_Task data:_
---------------
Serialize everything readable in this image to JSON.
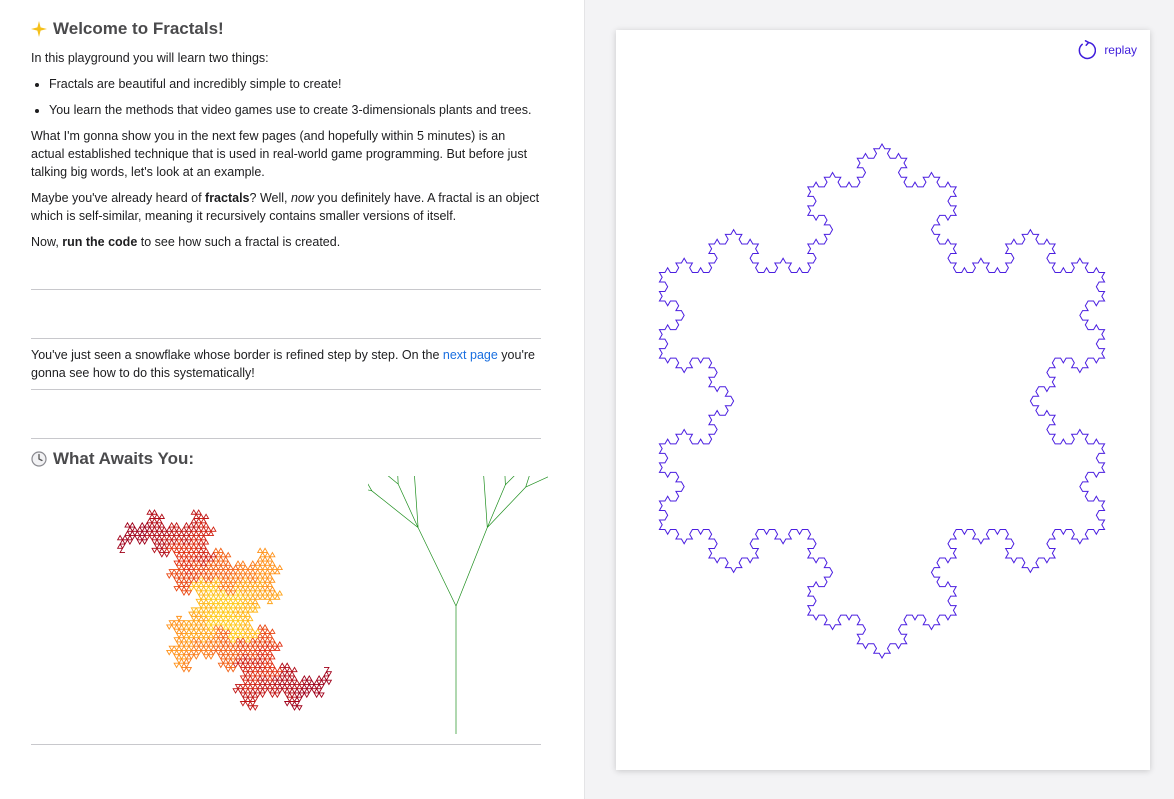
{
  "intro": {
    "title": "Welcome to Fractals!",
    "title_icon": "sparkle-icon",
    "lead": "In this playground you will learn two things:",
    "bullets": [
      "Fractals are beautiful and incredibly simple to create!",
      "You learn the methods that video games use to create 3-dimensionals plants and trees."
    ],
    "para1": "What I'm gonna show you in the next few pages (and hopefully within 5 minutes) is an actual established technique that is used in real-world game programming. But before just talking big words, let's look at an example.",
    "para2_pre": "Maybe you've already heard of ",
    "para2_bold": "fractals",
    "para2_mid": "? Well, ",
    "para2_em": "now",
    "para2_post": " you definitely have. A fractal is an object which is self-similar, meaning it recursively contains smaller versions of itself.",
    "para3_pre": "Now, ",
    "para3_bold": "run the code",
    "para3_post": " to see how such a fractal is created."
  },
  "result": {
    "text_pre": "You've just seen a snowflake whose border is refined step by step. On the ",
    "link": "next page",
    "text_post": " you're gonna see how to do this systematically!"
  },
  "preview": {
    "title": "What Awaits You:",
    "title_icon": "clock-icon"
  },
  "live_view": {
    "replay_label": "replay",
    "replay_icon": "replay-icon",
    "snowflake_color": "#4b1fe0",
    "snowflake_iterations": 4
  },
  "colors": {
    "link": "#1a6fe0",
    "dragon_gradient": [
      "#a0001a",
      "#e02a10",
      "#ff8c1a",
      "#ffd21a"
    ],
    "tree": "#1f8f1f"
  }
}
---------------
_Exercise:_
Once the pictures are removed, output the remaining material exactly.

_Completed exercise:_
Serialize everything readable in this image to JSON.
{
  "intro": {
    "title": "Welcome to Fractals!",
    "title_icon": "sparkle-icon",
    "lead": "In this playground you will learn two things:",
    "bullets": [
      "Fractals are beautiful and incredibly simple to create!",
      "You learn the methods that video games use to create 3-dimensionals plants and trees."
    ],
    "para1": "What I'm gonna show you in the next few pages (and hopefully within 5 minutes) is an actual established technique that is used in real-world game programming. But before just talking big words, let's look at an example.",
    "para2_pre": "Maybe you've already heard of ",
    "para2_bold": "fractals",
    "para2_mid": "? Well, ",
    "para2_em": "now",
    "para2_post": " you definitely have. A fractal is an object which is self-similar, meaning it recursively contains smaller versions of itself.",
    "para3_pre": "Now, ",
    "para3_bold": "run the code",
    "para3_post": " to see how such a fractal is created."
  },
  "result": {
    "text_pre": "You've just seen a snowflake whose border is refined step by step. On the ",
    "link": "next page",
    "text_post": " you're gonna see how to do this systematically!"
  },
  "preview": {
    "title": "What Awaits You:",
    "title_icon": "clock-icon"
  },
  "live_view": {
    "replay_label": "replay",
    "replay_icon": "replay-icon",
    "snowflake_color": "#4b1fe0",
    "snowflake_iterations": 4
  },
  "colors": {
    "link": "#1a6fe0",
    "dragon_gradient": [
      "#a0001a",
      "#e02a10",
      "#ff8c1a",
      "#ffd21a"
    ],
    "tree": "#1f8f1f"
  }
}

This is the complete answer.